What do we really know about the horrors in Yemen? And who actually cares?
Yemen is one of the poorest countries on earth and is trapped in a conflict between Saudi Arabia and Iran.
On one side stand the supporters of President Abed Mansor Hadi, who is mostly based in Riad and rarely visits Aden, and on the other stand the Houthi rebels who maintain control of the capital Sanaa and have pronounced, Ali Abdullah Salehas as leader.
Broadly speaking this is a war for control of the region. Millions of suffering Yemeni are of no interest to the Saudis as well as to the Iranian leadership.
This week three journalists received the prestigious Pulitzer Prize for their persistent coverage of the situation in Yemen: Maggie Michael, a Cairo based journalist, Maad al-Zikry a video journalist and Nariman Ayman El-Mofty, a Canadian Egyptian, all working for the Associated Press which insisted on covering one of the most dangerous conflicts.
We in the Israeli media, have often relied on their reporting.
I remember the heart breaking stories of mothers struggling to feed their children; I also remember images of a father carrying his son around the city after he found nowhere to be safe. Their home is shelled, the kindergarten subject to raids and the neighborhood shelters rampant with disease. Or the mother who's two sick daughters are beyond help as she struggles with the dilemma of letting them go and try to save her remaining healthy kids.
At least 100,000 people have been killed in three years of fighting many others succumbed to cholera.
Yemen is the only place where Cholera spreads uncontrollably due to lack of medicine. Pharmacies have been closed for over a year and UN assistance is left untouched at the ports, or is stolen and sold to whoever can still afford to pay.
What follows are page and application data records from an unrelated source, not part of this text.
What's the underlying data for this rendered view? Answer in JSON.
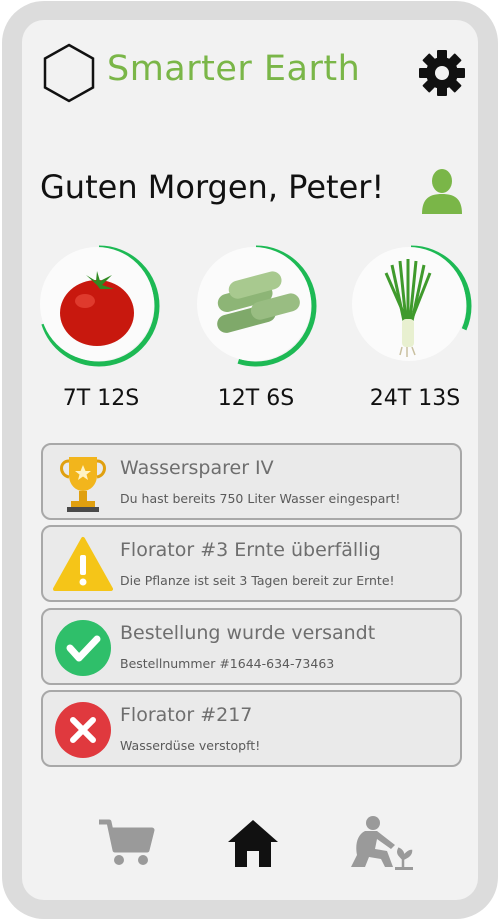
{
  "header": {
    "app_title": "Smarter Earth",
    "logo_icon": "hexagon-logo-icon",
    "settings_icon": "gear-icon"
  },
  "greeting": {
    "text": "Guten Morgen, Peter!",
    "avatar_icon": "user-icon"
  },
  "plants": [
    {
      "name": "Tomate",
      "image_icon": "tomato-icon",
      "time_left": "7T 12S",
      "progress": 0.7
    },
    {
      "name": "Zucchini",
      "image_icon": "zucchini-icon",
      "time_left": "12T 6S",
      "progress": 0.55
    },
    {
      "name": "Frühlingszwiebel",
      "image_icon": "spring-onion-icon",
      "time_left": "24T 13S",
      "progress": 0.3
    }
  ],
  "notifications": [
    {
      "title": "Wassersparer IV",
      "subtitle": "Du hast bereits 750 Liter Wasser eingespart!",
      "icon": "trophy-icon"
    },
    {
      "title": "Florator #3 Ernte überfällig",
      "subtitle": "Die Pflanze ist seit 3 Tagen bereit zur Ernte!",
      "icon": "warning-icon"
    },
    {
      "title": "Bestellung wurde versandt",
      "subtitle": "Bestellnummer #1644-634-73463",
      "icon": "check-icon"
    },
    {
      "title": "Florator #217",
      "subtitle": "Wasserdüse verstopft!",
      "icon": "error-icon"
    }
  ],
  "bottom_nav": {
    "items": [
      {
        "icon": "cart-icon",
        "active": false
      },
      {
        "icon": "home-icon",
        "active": true
      },
      {
        "icon": "gardening-icon",
        "active": false
      }
    ]
  },
  "colors": {
    "brand_green": "#7ab648",
    "progress_green": "#1db954",
    "card_border": "#a8a8a8"
  }
}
If none are found, it is thrown into the sea.
Reports of suffering children break our hearts for a moment before we turn the page to other news.
But some journalists insist on reporting, despite readers' indifference, so that we can learn about the terrible abuse in Yemen's prisons, the torturer, the war crimes and the rampant corruption of officials who are blind to the suffering of their people.
As Yemenites are trapped, unable to leave, these three journalists are praised for their persistence but they too will be forgotten soon.